[Work instructions] Tell me how many lines in the entries below contain the word "author"; reply with the number and nothing else.

▽

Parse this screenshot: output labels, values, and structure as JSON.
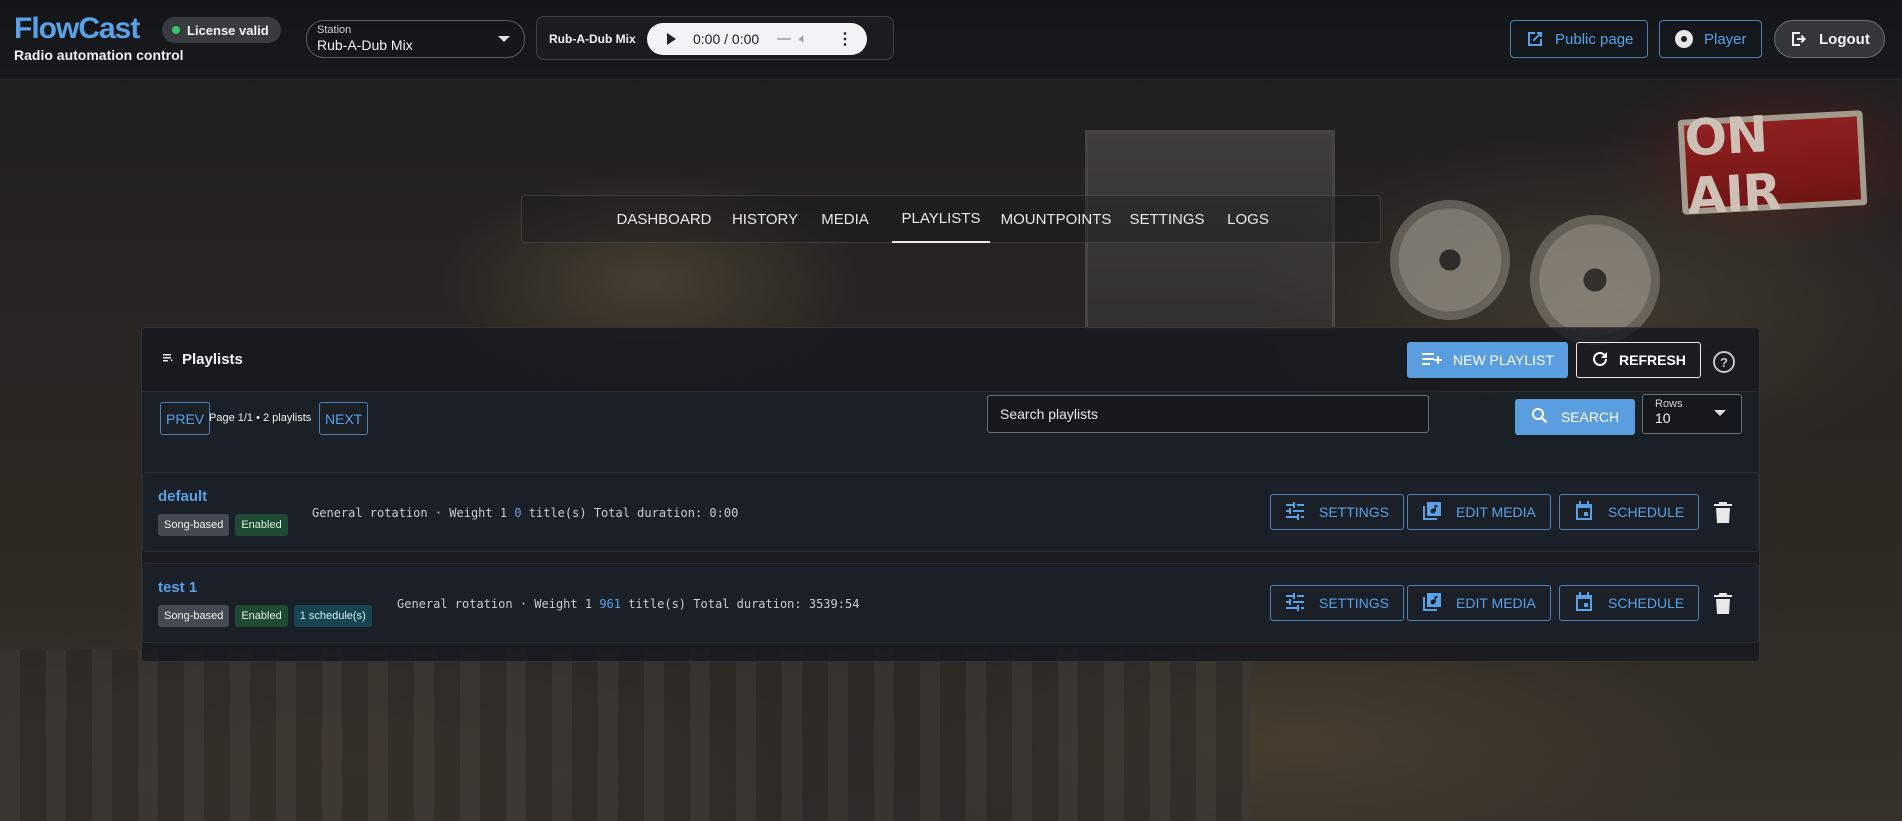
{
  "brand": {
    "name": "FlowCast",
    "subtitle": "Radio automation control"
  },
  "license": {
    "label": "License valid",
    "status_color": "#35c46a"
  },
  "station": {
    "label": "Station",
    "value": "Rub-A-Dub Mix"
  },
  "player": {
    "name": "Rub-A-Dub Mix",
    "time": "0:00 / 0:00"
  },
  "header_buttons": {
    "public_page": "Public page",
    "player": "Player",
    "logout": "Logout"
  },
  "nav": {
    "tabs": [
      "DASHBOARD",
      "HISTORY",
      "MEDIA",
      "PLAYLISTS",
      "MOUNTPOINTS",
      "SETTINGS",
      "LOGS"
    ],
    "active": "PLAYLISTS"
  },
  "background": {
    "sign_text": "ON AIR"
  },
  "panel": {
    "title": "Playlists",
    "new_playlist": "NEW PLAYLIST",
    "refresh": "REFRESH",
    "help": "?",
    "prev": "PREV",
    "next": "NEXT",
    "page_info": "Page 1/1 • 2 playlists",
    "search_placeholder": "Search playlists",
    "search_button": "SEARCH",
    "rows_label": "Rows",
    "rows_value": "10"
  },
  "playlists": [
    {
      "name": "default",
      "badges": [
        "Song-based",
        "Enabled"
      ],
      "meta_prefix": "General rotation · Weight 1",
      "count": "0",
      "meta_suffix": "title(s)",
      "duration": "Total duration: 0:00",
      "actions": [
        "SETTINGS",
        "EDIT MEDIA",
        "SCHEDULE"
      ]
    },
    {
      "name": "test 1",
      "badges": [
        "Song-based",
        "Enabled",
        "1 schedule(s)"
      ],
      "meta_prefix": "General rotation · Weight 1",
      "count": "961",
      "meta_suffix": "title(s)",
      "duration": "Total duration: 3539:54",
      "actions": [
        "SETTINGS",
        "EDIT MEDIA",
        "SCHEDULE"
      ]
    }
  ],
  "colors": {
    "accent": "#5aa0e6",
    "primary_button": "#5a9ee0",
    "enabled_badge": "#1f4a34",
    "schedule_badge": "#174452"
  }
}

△
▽

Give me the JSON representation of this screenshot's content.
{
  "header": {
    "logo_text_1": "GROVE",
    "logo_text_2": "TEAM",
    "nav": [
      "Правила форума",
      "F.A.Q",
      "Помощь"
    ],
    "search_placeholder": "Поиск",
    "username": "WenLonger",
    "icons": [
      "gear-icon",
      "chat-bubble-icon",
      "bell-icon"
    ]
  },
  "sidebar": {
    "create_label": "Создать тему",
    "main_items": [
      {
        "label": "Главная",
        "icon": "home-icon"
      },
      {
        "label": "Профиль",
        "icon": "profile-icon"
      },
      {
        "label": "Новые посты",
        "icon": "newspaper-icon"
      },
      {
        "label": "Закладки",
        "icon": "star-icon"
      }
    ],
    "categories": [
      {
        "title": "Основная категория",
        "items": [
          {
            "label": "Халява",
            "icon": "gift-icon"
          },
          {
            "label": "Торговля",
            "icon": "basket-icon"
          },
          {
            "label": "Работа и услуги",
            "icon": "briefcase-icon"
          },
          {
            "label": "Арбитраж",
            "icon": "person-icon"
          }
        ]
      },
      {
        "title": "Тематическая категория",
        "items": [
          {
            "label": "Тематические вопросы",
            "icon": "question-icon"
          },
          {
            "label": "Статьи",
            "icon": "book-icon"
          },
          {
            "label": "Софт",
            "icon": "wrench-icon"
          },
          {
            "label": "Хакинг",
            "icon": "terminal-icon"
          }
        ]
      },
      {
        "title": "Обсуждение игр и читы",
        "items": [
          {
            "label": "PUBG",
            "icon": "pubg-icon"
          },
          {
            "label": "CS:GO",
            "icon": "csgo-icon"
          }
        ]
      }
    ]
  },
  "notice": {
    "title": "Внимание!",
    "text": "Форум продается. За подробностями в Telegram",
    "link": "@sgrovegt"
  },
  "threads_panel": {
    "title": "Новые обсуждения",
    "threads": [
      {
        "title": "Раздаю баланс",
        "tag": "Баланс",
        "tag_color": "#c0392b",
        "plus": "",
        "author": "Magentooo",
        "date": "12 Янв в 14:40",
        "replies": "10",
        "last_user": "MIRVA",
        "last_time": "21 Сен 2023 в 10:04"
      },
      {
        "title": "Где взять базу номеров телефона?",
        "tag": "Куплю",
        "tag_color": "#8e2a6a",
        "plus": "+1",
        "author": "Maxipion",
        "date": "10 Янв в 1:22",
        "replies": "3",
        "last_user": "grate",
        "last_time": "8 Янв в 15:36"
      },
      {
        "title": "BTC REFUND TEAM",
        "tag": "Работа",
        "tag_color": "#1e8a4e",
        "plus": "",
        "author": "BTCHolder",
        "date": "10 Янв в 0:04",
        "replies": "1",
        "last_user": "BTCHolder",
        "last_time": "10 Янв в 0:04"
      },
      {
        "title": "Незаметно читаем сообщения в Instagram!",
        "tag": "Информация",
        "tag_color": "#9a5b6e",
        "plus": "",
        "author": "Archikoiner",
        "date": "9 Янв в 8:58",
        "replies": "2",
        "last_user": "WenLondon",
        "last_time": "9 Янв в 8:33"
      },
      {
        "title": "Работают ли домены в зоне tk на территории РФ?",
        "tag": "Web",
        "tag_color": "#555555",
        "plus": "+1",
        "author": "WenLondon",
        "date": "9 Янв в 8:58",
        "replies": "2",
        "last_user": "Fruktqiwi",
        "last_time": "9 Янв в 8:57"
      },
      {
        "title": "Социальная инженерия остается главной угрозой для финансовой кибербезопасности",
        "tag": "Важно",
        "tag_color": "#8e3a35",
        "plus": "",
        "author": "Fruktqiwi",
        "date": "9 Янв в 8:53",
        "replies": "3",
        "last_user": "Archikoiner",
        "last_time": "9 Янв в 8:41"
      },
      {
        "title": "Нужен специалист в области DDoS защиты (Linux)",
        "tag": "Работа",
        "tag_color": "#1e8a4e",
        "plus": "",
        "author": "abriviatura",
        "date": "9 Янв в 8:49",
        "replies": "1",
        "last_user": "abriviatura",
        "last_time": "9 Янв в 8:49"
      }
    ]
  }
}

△

[Exercise answer] 7